The article suggests that the anti-divestment position could alienate Jewish organizations from young Jews who are active on campuses—for example, in the fossil fuels divestment campaign. The issue may be more than just one of generations of activists. By rejecting any divestment campaigns (other than those directed against Iran), Jewish organizations move beyond communal to insular. It is hard to imagine that the Jewish community would not be concerned about the issue of climate change, with its implications for all of humanity.

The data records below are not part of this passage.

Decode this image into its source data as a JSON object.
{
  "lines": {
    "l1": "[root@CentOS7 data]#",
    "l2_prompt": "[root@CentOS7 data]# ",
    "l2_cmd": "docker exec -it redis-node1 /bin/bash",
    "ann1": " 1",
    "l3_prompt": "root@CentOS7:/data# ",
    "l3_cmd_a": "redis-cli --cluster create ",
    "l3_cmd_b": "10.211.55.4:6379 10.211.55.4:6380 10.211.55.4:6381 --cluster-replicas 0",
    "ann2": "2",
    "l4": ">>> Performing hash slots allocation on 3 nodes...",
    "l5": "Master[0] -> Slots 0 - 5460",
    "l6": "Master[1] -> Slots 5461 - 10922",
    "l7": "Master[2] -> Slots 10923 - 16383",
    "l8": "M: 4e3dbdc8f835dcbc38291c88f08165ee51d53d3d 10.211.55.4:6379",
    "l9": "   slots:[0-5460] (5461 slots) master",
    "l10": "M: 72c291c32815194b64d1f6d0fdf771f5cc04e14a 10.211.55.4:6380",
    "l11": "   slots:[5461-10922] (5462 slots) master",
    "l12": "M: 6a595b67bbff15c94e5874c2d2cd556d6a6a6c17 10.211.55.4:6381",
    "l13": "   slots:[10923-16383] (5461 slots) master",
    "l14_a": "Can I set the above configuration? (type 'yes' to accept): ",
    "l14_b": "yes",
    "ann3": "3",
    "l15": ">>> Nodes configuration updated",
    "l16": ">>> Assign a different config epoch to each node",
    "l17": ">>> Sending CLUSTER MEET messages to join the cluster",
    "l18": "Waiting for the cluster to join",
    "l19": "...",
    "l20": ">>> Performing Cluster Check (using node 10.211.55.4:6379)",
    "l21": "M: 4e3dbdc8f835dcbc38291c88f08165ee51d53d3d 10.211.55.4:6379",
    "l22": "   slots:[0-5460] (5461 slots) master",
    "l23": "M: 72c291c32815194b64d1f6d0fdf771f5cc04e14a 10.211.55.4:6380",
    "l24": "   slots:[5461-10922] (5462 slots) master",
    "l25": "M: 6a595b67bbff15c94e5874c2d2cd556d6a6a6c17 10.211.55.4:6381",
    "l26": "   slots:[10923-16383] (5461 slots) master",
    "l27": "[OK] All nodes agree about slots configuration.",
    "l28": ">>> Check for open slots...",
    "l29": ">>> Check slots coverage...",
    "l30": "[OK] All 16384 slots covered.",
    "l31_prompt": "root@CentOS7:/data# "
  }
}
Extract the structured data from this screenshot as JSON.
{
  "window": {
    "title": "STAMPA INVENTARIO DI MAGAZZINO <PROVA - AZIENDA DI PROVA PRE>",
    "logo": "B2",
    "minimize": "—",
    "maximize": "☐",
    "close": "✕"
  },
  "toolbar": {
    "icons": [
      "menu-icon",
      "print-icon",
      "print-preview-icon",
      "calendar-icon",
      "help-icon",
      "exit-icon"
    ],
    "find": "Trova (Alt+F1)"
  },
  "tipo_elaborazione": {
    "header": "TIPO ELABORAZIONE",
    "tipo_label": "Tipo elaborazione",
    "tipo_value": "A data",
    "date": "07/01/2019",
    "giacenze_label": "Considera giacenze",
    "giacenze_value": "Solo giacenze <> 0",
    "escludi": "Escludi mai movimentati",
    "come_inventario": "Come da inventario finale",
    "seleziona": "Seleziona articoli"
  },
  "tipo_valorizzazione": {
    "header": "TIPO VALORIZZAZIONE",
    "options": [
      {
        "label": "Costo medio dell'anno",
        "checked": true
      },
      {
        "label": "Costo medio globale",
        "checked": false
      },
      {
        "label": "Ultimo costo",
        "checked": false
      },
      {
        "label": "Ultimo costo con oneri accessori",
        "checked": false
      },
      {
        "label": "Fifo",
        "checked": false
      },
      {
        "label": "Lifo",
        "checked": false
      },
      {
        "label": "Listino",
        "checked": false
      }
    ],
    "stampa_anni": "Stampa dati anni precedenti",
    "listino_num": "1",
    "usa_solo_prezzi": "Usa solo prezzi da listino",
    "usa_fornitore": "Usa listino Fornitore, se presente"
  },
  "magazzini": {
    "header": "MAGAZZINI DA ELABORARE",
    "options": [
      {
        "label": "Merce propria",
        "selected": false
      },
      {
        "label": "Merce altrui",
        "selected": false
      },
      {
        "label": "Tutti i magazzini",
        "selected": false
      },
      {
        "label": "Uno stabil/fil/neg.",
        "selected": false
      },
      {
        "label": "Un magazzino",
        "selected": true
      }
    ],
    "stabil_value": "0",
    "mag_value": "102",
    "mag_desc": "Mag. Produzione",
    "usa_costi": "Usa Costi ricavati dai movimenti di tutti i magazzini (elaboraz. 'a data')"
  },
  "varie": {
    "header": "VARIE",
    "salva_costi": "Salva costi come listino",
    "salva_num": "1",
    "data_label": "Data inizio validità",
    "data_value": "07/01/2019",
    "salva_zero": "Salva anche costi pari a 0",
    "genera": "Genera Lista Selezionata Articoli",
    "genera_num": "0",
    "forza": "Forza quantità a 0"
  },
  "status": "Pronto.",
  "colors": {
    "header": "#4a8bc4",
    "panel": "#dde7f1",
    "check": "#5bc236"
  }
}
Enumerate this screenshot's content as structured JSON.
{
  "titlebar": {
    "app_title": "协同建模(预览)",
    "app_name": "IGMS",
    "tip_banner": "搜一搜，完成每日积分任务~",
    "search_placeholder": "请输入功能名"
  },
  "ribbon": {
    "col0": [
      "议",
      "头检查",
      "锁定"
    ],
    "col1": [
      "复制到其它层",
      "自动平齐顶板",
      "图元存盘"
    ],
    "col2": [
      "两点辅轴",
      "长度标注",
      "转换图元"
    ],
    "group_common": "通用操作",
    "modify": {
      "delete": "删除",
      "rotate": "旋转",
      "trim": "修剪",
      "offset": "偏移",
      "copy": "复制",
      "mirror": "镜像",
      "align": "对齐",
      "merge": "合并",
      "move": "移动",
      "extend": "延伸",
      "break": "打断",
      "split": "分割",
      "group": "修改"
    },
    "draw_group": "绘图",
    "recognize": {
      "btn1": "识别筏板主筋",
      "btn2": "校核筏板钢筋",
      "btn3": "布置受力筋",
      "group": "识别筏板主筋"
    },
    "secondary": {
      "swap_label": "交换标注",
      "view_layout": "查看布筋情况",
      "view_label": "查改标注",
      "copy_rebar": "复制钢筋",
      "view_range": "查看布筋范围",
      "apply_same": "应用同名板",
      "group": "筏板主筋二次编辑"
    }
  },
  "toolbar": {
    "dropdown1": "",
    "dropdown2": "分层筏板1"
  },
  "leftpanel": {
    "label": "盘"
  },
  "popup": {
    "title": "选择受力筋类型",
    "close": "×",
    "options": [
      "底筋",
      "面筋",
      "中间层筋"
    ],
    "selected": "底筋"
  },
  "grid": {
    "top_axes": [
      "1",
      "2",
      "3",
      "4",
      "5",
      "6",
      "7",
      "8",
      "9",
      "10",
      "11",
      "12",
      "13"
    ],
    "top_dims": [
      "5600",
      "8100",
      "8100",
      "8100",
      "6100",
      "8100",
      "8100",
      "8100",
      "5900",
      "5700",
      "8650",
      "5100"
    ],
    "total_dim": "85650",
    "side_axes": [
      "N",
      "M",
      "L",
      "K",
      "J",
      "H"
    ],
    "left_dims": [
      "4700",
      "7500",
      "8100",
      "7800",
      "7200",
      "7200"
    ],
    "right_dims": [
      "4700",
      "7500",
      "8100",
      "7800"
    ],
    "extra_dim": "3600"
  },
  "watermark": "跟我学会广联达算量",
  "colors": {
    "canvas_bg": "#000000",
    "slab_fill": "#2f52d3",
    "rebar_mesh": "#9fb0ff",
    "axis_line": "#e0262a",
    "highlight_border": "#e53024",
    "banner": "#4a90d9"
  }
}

An interesting dynamic is that the JCPA operates the Coalition on the Environment and Jewish Life, which describes its mission as “mobilizing the Jewish community to conserve energy, increase sustainability, and advocate for policies that increase energy efficiency and security while building core Jewish environmental knowledge and serving as a Jewish voice in the broader interfaith community.” The Coalition’s webpage contains many statements about energy conservation and climate change, including a guidebook developed in conjunction with the Green Zionist Alliance and an essay on climate change with references to passages and commentaries in the Talmud. However, the Coalition website contains no mention of fossil fuel divestment, much less a Coalition statement joining the fossil fuel divestment campaign.—Rick Cohen